KORUMBURRA has been discovered and you can expect a jump in the town’s population over the next decade.
That’s the message that can be gleaned from a public presentation to the South Gippsland Shire Council last week by the managing director and founder of iCUE Smart Homes, Colin Ure.
As an initial investment, the firm is building 12 of its compact-size, innovatively-designed smart homes as part of a much larger plan to build 5000 such home units across the state, all of them to be included in an energy generation group, producing income for the home owners.
How many of the 5000 homes will be built in Korumburra will be the outcome of supply and demand but Mr Ure and the firm’s marketing manager, Litsa Barberoglou, expect Korumburra to be extremely attractive to people looking to sell up, downsize and move out of the city to the country to live in a home without energy costs.
“Our first homes in Gippsland will be built in Korumburra,” Mr Ure said.
“But it’s not just about homes, it’s about people and communities.”
He said the 5000 essentially pre-fabricated, seven-star rated homes would be included in an energy-generation project selling excess power back to the grid while eliminating home energy costs and employing a whole range of environmentally friendly design features and functions.

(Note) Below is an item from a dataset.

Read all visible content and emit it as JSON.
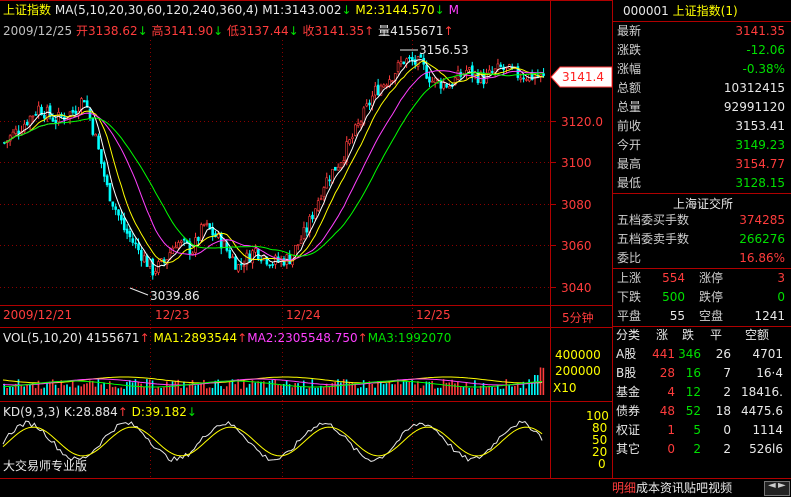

“We’d like to set up a sales office and manufacturing plant here,” he said.
Mrs Barberoglou was effusive in her praise for what Korumburra had to offer, a delightfully situated, vibrant town, close to the south-eastern suburbs of Melbourne.
She said the expected huge influx of people into Melbourne over the next decade would be a turn-off for many people and she expected the numbers looking to relocate to the country would grow dramatically.
That’s the market the firm intends to tap into.
Mr Ure said a lot of research and investigation had gone into the design of the compact homes which would be built on thermal pads, with solar panels, and low-energy appliances feeding power into a micro grid that would either generate excess power for those involved in the scheme or be on-sold into the general electricity grid.
There’ll also be a charging station at Korumburra.
Those who bought the low-maintenance, low on-going cost homes would have unfettered title to the properties but would sign a mutually beneficial agreement to be part of the power supply scheme.
“The area has a lot to offer. It’s close to the metro area, there’s good local infrastructure, it’s equidistant between Leongatha and Wonthaggi and has good health and education facilities.
“It will be the first of its kind in regional Victoria and will certainly attract new residents to the town,” Mr Ure said.
The Mayor Cr Lorraine Brunt was struck by the low-energy, innovative style of the homes and the fact that Korumburra had been chosen by the firm as both the location to build the homes but also possibly manufacture them in the future.
“The real estate agent has identified the over 55s as the group with the highest demand for this sort of housing in this area but on a larger scale, it would appeal to all demographics,” Mr Ure said.
“We’re at Healesville, something of a boom town residentially but Korumburra is quite a bit like what it was there 10 years ago and being close to Melbourne, we can see it going the same way,” he said.
The iCUE representatives spoke glowingly of improvements in Korumburra of late including the opening of new businesses like the Burra Brewery which indicated vibrancy and the fact that the town was being discovered by business operators and new residents.
George Auddino of Auddino First National is providing sales support for iCUE Smart Homes locally and can be contacted on 0417 311 942 for details.